**Task objective:**
List each line of the data that holds the string "JSON".

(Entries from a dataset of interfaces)
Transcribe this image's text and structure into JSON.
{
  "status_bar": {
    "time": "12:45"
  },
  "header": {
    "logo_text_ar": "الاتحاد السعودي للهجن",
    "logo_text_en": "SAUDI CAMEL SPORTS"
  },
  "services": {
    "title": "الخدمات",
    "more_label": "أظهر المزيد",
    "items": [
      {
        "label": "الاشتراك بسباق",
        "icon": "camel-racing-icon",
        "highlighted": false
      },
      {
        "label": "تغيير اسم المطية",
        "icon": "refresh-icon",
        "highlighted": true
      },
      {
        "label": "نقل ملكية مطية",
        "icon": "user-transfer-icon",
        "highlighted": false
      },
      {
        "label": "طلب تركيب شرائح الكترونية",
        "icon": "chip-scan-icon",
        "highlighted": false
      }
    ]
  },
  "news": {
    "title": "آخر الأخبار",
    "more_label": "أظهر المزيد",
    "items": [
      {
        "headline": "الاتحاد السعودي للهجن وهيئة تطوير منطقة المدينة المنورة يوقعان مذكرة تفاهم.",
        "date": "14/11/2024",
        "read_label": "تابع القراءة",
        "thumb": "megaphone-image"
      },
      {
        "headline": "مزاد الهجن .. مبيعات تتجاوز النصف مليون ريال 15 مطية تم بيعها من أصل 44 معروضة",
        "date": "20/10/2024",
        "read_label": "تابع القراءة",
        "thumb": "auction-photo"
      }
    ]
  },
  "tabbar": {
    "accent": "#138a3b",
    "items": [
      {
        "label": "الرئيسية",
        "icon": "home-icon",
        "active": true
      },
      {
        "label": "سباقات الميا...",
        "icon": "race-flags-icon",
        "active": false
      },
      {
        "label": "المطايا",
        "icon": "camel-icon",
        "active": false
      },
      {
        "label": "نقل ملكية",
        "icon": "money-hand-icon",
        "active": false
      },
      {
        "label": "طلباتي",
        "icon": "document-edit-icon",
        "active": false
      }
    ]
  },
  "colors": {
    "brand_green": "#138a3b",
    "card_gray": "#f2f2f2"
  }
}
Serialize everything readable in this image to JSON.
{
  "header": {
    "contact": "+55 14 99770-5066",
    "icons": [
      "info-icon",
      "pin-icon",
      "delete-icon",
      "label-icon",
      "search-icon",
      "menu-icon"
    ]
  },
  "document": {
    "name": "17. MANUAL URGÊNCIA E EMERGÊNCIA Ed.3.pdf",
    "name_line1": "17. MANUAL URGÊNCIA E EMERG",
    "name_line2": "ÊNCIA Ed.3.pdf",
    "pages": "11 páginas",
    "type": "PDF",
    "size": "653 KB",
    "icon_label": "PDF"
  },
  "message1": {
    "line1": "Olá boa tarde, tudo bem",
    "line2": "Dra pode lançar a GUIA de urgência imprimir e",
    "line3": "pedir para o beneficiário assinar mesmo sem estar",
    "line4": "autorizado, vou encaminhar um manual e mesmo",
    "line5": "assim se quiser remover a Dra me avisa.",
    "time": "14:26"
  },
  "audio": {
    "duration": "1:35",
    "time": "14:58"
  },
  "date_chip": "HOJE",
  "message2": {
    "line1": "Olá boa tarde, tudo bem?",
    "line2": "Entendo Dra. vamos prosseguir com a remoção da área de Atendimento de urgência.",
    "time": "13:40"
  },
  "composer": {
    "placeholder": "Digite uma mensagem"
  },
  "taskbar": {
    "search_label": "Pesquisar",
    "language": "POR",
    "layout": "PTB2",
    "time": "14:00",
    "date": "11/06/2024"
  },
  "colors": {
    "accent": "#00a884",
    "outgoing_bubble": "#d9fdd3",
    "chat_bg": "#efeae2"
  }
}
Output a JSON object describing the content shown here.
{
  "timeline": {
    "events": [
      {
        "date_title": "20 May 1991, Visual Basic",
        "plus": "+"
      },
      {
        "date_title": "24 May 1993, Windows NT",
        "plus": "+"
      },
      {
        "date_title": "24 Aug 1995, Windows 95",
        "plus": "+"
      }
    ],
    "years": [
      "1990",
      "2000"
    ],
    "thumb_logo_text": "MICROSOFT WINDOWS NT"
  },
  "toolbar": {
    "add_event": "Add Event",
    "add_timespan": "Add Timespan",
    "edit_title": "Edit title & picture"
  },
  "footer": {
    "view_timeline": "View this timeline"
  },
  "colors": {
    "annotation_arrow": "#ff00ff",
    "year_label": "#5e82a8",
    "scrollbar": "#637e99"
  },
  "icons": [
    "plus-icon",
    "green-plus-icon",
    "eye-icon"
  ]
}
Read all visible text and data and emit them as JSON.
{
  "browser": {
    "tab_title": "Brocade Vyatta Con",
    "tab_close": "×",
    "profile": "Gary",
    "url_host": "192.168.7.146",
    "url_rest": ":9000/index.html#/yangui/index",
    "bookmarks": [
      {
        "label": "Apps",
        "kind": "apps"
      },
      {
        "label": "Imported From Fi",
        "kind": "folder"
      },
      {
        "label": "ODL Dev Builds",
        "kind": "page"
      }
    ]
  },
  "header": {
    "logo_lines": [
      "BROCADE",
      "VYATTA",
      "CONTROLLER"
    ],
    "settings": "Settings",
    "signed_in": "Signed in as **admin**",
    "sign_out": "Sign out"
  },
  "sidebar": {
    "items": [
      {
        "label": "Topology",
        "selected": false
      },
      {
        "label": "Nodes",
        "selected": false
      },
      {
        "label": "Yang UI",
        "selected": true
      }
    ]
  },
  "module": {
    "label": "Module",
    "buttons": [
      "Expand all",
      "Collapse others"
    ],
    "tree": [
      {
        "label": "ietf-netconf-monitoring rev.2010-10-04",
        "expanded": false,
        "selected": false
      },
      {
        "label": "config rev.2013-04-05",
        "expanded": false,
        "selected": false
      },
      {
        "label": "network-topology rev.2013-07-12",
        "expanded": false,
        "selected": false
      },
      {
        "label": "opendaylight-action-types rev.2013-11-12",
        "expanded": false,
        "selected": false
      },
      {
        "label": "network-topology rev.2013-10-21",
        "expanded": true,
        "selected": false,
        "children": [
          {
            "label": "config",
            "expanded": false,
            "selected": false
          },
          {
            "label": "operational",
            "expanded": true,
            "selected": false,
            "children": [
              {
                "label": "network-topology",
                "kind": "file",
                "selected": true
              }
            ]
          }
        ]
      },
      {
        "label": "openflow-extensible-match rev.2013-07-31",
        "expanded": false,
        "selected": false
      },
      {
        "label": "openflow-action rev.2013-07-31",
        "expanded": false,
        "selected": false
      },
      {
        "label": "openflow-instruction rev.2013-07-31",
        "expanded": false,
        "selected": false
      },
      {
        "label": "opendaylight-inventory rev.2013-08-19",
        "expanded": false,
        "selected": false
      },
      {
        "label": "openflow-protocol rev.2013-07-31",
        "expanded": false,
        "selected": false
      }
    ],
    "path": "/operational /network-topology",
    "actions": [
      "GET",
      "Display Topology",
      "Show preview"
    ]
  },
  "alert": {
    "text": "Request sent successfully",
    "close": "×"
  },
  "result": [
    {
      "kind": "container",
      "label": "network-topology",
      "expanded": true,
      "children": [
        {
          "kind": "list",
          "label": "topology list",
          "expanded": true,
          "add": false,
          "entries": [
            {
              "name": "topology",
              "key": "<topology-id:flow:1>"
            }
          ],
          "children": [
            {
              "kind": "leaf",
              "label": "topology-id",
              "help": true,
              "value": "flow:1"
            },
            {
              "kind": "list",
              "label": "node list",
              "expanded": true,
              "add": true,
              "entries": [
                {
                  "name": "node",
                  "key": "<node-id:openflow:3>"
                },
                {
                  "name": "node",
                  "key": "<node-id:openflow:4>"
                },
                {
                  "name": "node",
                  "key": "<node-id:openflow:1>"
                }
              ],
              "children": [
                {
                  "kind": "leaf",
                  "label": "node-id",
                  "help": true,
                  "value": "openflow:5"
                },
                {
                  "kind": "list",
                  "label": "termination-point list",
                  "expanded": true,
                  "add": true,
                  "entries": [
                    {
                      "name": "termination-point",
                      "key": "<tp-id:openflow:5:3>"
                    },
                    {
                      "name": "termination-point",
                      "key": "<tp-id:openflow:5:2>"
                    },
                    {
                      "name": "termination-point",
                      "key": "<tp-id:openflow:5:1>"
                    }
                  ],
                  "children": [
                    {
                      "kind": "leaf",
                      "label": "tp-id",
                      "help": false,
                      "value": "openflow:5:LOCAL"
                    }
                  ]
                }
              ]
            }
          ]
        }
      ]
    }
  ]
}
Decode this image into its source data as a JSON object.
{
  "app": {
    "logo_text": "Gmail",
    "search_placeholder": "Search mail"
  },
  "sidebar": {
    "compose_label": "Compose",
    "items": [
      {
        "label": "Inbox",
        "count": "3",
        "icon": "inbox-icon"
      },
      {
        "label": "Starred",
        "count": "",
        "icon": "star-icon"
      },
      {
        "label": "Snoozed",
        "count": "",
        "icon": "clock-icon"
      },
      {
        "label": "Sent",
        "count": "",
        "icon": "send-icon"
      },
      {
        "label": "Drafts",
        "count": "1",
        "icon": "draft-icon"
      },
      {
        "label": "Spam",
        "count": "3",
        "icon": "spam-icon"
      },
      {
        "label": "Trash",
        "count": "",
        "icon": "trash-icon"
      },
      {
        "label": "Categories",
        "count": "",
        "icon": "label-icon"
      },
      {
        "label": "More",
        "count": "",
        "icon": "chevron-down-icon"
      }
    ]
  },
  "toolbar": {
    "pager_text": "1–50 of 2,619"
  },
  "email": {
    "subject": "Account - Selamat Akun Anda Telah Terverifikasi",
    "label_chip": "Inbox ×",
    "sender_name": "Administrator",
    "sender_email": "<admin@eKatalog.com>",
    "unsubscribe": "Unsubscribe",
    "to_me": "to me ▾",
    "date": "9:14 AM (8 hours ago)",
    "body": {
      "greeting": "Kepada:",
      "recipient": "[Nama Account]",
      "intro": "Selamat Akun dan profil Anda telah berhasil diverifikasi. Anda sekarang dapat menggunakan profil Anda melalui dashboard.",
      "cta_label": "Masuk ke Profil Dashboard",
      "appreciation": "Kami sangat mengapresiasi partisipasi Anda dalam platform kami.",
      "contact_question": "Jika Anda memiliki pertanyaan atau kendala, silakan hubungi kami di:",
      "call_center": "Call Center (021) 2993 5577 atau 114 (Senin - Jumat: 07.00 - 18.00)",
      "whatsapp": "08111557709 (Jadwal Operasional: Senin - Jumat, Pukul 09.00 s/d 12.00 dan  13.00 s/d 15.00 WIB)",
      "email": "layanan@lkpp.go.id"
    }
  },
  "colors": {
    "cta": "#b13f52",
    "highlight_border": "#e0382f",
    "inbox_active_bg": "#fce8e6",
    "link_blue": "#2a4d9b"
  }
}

**Answer to the problem:**
Transcribe this image's text and structure into JSON.
Serialize everything readable in this image to JSON.
Output a JSON object describing the content shown here.
Read all visible text and data and emit them as JSON.
Decode this image into its source data as a JSON object.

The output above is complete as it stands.